### [INSTRUCTIONS FOR THE TASK]
All lines in the records below that hold "screenshot" are to be shown.

◆ ◆ ◆ ◆

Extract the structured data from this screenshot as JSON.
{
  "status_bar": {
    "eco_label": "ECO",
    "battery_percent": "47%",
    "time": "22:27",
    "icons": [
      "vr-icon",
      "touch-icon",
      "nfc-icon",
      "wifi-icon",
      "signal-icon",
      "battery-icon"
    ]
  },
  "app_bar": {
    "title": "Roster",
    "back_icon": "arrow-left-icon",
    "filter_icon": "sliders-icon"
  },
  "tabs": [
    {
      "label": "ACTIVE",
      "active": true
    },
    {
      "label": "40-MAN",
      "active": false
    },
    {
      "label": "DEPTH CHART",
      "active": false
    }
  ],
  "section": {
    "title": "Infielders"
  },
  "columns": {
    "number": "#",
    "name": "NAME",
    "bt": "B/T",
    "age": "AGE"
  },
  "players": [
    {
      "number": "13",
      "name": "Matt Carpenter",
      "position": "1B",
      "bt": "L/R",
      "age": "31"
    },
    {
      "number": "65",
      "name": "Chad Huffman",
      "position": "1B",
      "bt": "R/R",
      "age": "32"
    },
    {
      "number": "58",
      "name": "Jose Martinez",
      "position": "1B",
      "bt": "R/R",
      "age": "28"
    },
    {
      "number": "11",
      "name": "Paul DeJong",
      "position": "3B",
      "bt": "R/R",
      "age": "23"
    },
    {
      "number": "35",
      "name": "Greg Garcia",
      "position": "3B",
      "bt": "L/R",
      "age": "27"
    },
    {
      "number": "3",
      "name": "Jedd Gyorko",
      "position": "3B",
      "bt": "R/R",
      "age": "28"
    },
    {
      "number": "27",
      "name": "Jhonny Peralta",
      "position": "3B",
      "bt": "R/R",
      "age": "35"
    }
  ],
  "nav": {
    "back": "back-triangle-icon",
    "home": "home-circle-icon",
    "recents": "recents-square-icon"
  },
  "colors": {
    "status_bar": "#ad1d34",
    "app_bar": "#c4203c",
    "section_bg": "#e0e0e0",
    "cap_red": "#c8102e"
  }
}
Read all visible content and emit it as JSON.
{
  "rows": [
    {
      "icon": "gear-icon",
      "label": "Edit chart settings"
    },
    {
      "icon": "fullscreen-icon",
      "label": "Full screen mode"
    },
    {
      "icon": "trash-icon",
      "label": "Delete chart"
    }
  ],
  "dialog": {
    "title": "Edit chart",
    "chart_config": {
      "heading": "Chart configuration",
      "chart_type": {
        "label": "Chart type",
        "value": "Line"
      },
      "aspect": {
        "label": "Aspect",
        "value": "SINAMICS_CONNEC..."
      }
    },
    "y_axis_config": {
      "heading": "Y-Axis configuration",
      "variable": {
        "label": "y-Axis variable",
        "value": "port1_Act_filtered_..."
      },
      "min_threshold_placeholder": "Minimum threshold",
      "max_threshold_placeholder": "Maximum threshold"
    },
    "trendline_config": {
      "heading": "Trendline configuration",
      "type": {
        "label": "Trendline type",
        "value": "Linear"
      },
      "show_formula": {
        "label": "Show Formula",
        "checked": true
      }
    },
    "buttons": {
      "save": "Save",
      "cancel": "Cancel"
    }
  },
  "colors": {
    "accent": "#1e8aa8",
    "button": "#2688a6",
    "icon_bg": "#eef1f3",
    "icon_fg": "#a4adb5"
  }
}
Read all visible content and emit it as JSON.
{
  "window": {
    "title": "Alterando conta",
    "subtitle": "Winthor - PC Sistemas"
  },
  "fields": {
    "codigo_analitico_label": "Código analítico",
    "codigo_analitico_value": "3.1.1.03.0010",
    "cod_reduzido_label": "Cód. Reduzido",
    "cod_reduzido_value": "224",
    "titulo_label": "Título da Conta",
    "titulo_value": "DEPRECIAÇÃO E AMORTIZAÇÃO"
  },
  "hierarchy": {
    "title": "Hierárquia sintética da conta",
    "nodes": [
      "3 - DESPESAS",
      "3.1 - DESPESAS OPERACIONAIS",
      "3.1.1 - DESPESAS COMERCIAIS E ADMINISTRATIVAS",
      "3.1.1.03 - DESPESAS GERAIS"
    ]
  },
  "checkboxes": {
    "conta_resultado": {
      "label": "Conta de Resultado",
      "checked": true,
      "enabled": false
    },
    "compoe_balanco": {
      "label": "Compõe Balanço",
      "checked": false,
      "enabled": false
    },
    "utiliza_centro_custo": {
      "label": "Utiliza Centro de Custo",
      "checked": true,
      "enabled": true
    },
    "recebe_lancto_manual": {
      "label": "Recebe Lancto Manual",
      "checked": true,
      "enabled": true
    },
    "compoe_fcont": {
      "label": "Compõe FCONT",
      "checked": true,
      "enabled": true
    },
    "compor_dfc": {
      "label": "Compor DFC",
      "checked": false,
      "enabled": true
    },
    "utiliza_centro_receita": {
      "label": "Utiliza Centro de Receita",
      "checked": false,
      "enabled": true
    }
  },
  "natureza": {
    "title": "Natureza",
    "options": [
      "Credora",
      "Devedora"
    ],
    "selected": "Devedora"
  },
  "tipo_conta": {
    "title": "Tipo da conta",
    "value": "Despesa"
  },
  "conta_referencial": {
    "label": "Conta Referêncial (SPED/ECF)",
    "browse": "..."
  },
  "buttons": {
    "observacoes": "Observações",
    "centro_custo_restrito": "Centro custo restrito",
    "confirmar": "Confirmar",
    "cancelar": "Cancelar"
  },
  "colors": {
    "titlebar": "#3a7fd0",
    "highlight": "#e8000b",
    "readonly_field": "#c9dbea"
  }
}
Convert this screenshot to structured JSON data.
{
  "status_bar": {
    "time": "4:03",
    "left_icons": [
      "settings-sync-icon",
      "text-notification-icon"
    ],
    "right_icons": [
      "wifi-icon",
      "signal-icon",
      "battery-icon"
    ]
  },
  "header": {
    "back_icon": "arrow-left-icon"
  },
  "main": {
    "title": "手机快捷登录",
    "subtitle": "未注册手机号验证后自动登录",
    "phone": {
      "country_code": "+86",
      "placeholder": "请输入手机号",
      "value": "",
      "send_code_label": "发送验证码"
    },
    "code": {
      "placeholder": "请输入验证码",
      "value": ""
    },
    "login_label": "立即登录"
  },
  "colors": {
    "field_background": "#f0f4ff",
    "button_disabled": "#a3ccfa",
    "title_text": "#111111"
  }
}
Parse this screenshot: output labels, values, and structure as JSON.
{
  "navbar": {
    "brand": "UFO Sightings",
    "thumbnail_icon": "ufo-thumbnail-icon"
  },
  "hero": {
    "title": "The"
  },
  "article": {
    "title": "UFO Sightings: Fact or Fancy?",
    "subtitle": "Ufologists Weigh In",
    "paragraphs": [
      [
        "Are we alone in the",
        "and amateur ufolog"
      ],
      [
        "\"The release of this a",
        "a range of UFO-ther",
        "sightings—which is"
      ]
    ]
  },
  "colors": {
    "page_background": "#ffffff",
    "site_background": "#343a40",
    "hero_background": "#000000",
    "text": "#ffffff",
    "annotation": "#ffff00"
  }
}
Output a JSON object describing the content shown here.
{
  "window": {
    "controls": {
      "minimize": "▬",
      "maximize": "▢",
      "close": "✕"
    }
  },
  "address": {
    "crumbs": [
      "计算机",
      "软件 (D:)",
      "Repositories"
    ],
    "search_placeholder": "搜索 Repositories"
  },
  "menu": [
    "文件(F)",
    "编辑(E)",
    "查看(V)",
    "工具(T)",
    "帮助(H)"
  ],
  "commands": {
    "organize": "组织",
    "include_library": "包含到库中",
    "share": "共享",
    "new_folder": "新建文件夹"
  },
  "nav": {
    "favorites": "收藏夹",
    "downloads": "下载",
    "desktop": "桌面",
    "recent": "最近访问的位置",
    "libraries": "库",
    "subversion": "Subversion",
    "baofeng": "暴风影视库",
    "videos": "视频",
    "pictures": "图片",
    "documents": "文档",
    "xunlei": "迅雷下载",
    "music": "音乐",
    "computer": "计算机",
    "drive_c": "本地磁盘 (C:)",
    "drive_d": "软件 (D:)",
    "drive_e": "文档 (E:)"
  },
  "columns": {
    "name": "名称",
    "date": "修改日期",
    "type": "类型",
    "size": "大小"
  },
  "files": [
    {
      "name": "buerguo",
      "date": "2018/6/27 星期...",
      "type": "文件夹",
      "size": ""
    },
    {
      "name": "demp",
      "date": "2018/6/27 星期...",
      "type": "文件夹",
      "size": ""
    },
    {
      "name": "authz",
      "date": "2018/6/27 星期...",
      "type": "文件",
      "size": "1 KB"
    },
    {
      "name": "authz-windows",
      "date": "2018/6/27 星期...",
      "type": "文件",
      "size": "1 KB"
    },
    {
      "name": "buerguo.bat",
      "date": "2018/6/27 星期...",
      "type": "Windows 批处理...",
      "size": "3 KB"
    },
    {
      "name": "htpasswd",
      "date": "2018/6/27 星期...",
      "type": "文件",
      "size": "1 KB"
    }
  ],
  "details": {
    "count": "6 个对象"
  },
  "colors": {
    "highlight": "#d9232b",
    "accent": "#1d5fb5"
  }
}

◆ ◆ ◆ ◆

### [RESPONSE TO THE TASK]
Extract the structured data from this screenshot as JSON.
Convert this screenshot to structured JSON data.
Parse this screenshot: output labels, values, and structure as JSON.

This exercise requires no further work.